Each year, when it comes time to plan our annual Readers Choice Restaurant issue, we survey the winners, start riffing on what readers got right or wrong and then pretty quickly get too hungry to concentrate and disperse to chow down. We tried to capture that approach in this edition.
Gov. Mike Beebe speaks to reporters Tuesday. Beebe had harsh words for Lt. Gov. Mark Darr, who signed legislation exempting the concealed-carry permit list from the state Freedom of Information Act as acting governor last week while Beebe was out of town.
If you've looked at the daily newspaper lately, you've undoubtedly seen the gray cinderblock of tiny text that proves one of the major growth industries in the city of Little Rock these days is jacking other people's stuff.
When Sally Mengel, 26, and Rachel Moore, 25, opened the soda fountain at the Green Corner Store on South Main to serve their Loblolly brand ice cream, it signaled another step in the progress of SoMa neighborhood's revitalization.
On Feb. 11, Gov. Mike Beebe signed a bill into law that alters the exemption in the concealed carry handgun statute that had prohibited permit holders from carrying their guns into houses of worship. Called "The Church Protection Act," the new addendum to the law says that church officials may now determine for themselves who can carry a concealed handgun into their place of worship. An emergency clause attached to the bill made the new law go into effect immediately after it was signed.
If you look in the back of the Arkansas Times this week, you'll notice something missing: The Observer's pal and spiritual Yoda, the great Bob Lancaster, retired from writing his weekly column a couple of weeks ago, which means he has retired from journalism and a career that stretched all the way back to the reign of Orval Faubus, who once hated Bob so much for something he'd written that Faubus personally saw to it that he was fired as editor of his college newspaper. We'd call that a badge of honor.
Also, for the use of school gun scans, Mike Beebe and Asa Hutchinson and those who don't believe guns solve all the world's problems. It was a bad week for women's reproductive rights and common sense and responding to a Craigslist advertisement.
As an older Arkansan, I'm very concerned about the bill SB 2 requiring all voters to present a photo ID before they are allowed to vote. I'm concerned for the friends that I take to the polls because they no longer drive and don't have a driver's license or a current photo ID from a job. I'm equally concerned about people with disabilities who may never have had a driver's license or photo ID from a job, or who may no longer have either due to a catastrophic accident or major health issue.

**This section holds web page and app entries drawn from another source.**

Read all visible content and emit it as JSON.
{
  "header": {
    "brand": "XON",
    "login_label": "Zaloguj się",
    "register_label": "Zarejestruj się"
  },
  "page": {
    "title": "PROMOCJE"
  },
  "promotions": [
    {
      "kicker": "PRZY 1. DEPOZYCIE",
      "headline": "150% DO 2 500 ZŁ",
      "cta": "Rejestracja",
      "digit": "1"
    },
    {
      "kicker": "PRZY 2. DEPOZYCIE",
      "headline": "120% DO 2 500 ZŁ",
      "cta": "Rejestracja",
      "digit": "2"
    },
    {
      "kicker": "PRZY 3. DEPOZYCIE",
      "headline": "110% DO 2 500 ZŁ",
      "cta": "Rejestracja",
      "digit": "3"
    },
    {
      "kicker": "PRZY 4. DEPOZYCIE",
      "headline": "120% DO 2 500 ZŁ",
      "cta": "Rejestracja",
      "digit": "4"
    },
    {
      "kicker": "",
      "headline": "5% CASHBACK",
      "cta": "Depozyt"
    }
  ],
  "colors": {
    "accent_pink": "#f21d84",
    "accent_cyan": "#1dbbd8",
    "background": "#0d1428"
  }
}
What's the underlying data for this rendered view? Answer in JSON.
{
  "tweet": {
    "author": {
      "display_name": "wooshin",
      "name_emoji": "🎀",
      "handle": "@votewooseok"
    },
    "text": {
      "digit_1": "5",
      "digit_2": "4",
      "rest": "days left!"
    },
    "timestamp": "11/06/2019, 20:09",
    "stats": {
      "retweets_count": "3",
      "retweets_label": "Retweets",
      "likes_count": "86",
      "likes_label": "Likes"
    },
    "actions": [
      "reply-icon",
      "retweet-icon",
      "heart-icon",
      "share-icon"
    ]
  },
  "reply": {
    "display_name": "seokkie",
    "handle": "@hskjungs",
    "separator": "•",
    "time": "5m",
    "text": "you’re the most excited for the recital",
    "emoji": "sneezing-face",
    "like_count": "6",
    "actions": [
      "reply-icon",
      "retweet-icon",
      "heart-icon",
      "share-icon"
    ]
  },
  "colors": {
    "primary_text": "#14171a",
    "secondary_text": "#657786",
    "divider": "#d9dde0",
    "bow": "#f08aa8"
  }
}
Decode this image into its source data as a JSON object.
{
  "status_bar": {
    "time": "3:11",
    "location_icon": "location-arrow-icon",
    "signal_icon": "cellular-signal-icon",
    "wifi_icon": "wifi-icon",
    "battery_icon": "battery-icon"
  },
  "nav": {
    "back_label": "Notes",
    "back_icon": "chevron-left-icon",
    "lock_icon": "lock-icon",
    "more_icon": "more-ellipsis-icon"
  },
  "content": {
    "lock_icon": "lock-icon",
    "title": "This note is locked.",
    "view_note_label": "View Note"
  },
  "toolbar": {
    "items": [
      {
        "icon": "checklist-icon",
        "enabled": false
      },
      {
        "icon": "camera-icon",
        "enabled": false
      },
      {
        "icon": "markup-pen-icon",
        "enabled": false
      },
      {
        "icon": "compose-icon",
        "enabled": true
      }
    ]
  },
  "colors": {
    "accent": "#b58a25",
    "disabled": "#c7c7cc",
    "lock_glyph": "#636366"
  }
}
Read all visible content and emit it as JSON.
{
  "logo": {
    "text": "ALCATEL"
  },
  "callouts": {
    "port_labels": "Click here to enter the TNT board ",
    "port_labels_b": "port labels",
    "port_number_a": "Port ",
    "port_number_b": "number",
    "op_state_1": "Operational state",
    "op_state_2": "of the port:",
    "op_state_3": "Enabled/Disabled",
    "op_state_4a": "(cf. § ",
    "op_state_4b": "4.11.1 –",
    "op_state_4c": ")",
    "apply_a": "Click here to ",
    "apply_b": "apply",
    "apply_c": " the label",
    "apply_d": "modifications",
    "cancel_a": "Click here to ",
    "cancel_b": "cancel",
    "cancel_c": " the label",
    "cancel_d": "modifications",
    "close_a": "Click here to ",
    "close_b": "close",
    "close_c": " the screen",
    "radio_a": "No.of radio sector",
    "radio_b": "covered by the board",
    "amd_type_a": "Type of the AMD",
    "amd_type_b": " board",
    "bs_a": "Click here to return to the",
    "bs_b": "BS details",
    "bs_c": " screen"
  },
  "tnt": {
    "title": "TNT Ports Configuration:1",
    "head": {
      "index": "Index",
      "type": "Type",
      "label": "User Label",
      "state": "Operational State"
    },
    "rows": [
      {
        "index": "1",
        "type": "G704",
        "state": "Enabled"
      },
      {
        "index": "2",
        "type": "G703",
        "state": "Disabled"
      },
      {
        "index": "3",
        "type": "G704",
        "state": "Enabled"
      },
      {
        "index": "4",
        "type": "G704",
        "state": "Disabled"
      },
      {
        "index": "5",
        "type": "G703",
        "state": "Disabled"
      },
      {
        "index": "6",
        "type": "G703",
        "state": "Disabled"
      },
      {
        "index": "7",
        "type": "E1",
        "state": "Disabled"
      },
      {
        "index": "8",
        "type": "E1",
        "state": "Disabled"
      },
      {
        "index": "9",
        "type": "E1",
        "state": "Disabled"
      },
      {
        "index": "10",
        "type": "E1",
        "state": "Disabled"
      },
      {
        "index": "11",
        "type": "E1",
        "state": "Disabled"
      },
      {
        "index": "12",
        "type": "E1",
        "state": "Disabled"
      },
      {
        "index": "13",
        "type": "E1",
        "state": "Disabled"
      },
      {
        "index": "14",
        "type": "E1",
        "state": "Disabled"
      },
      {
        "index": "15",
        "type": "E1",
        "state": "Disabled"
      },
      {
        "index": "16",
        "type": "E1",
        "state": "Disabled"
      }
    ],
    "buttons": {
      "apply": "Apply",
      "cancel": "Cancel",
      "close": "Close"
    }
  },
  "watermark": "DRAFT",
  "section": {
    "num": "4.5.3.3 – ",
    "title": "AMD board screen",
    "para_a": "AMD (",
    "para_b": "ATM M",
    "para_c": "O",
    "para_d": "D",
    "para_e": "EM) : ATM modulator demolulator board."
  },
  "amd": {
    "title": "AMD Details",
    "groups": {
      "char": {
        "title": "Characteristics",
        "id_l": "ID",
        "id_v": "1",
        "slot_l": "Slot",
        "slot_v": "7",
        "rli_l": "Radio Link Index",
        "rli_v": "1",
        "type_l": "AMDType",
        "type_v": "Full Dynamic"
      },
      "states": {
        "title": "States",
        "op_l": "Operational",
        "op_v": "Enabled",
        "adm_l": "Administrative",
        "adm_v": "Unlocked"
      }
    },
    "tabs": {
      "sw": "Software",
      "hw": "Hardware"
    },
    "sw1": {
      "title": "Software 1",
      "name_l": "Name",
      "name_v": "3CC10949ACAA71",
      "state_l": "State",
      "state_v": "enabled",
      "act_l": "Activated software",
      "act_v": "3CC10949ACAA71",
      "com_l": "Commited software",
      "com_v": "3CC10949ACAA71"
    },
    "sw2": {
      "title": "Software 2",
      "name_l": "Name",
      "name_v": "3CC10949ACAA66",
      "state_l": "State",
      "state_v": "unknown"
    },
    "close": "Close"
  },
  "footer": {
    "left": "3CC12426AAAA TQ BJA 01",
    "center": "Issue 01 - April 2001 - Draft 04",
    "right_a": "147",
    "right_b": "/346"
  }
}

As they came into their leadership roles following the 2012 elections, the moderate, young GOP leaders of the House and Senate emphasized that they expected the current legislative session to be focused on the bread-and-butter issues of economic development, tax policy and Medicaid. In short, they indicated that they wanted to be Republican versions of Mike Beebe, a governor whom House Speaker Davy Carter regularly holds up as the best in the state's history.
No job is so small that it's not too big for somebody. Political scientists had thought it virtually impossible for any occupant to embarrass the office of lieutenant governor, the office itself being something of an embarrassment, serving no real purpose.
While the Senate was approving a Republican bill to discourage voting by non-Republicans (minorities, the poor, the elderly), Sen. Alan Clark, R-Lonsdale, was irked that Democratic opponents spoke frankly of the bill's objectives.
We have probably talked and heard more about the Academy Award nominations and winners this month than whether it is right or makes sense for a nation supposedly dedicated to life and civil liberty to be killing its citizens for taking unpopular stances in foreign countries. What does that say about our devotion to life and liberty? What does it say about our ethics?
With many Americans alternately bored and infuriated by the latest made-for-TV fiscal melodrama in Washington, something highly unusual happened. A prominent, name-brand pundit published a column about the "sequestration" battle that was not merely smug, lazy and condescending, but factually false.
Also, 'Sons of the Prophet' at Nadine Baum Studios in Fayetteville, Shinyribs and Kevin Kerby at White Water, Wayne Hancock and Bonnie Montgomery at Maxine's, "Relive your Prom" at Robinson and Ken Stringfellow at Stickyz.
Bret Bielema's goodwill tour through the state of Arkansas has been a customarily fleet and spectacularly engaging one, and even though Pearls doesn't want to harp on the distinctions between the new lead Hog and his predecessors, it's an impossible one to simply ignore.
Juanita's, the venerable Tex-Mex restaurant and music venue, is leaving the South Main Street location it's called home since 1986 for the River Market and the former home of Bill St., 614 President Clinton Ave.